DISCUSSIONS: This patient hailing from near the St. Lawrence River Valley developed pulmonary blastomycosis in the setting of infliximab therapy for psoriatic arthritis. Although the U.S. Food and Drug Administration Adverse Event Reporting System (1) cites several reports of endemic fungal infections in patients receiving MAb against TNF-α, we can find no descriptions of blastomycosis aligned with infliximab in the medical literature.

CONCLUSION: Our case underscores the need to maintain a broad differential diagnosis for pneumonia in the immunocompromised patient. It also highlights the allegiance between humoral immunodeficiency and recurrent soft tissue infections (2).

DISCLOSURE: Jamie Bessich, No Financial Disclosure Information; No Product/Research Disclosure Information

10:30 AM - 12:00 PM

References

U.S. Food and Drug Administration. 30 December 2008, accession date. Manufacturers of TNF-blocker drugs must highlight risk of fungal infections.http://www.fda.gov/NewsEvents/Newsroom/PressAnnouncements/2008/ucm116942.htm .
 
SidwellRU , Ibrahim, MA, Bunker, CB.2002; A case of common variable immunodeficiency presenting with furunculosis.Brit J Dermatol147,364–367. [CrossRef]
 

Figures

Tables

References

U.S. Food and Drug Administration. 30 December 2008, accession date. Manufacturers of TNF-blocker drugs must highlight risk of fungal infections.http://www.fda.gov/NewsEvents/Newsroom/PressAnnouncements/2008/ucm116942.htm .
 
SidwellRU , Ibrahim, MA, Bunker, CB.2002; A case of common variable immunodeficiency presenting with furunculosis.Brit J Dermatol147,364–367. [CrossRef]
 
NOTE:
Citing articles are presented as examples only. In non-demo SCM6 implementation, integration with CrossRef’s "Cited By" API will populate this tab (http://www.crossref.org/citedby.html).

Some tools below are only available to our subscribers or users with an online account.

Related Content
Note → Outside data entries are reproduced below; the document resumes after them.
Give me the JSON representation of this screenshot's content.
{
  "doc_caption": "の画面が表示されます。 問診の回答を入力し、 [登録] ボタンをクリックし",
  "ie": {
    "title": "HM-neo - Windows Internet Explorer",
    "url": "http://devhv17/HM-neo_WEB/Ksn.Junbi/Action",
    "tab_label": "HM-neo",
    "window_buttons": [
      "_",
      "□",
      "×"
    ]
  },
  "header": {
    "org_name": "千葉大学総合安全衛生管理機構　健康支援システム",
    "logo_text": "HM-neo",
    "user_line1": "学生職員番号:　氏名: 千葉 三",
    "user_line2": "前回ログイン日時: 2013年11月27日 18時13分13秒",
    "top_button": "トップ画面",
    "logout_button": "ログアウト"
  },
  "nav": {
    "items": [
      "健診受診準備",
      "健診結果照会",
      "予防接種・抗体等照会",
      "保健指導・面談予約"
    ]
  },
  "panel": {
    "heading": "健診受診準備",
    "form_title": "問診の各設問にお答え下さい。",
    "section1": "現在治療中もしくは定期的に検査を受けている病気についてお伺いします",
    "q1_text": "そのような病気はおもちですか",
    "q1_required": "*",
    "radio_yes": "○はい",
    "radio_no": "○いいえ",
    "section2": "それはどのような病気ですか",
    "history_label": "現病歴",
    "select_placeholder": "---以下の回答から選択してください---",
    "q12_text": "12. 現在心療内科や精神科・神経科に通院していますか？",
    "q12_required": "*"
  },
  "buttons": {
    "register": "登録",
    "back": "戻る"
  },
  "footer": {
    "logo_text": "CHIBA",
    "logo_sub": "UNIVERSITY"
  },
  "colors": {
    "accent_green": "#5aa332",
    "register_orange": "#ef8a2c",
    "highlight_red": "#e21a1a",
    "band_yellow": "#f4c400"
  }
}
Customize your page view by dragging & repositioning the boxes below.

CHEST Journal Articles
Guidelines
  • CHEST Journal
    Print ISSN: 0012-3692
    Online ISSN: 1931-3543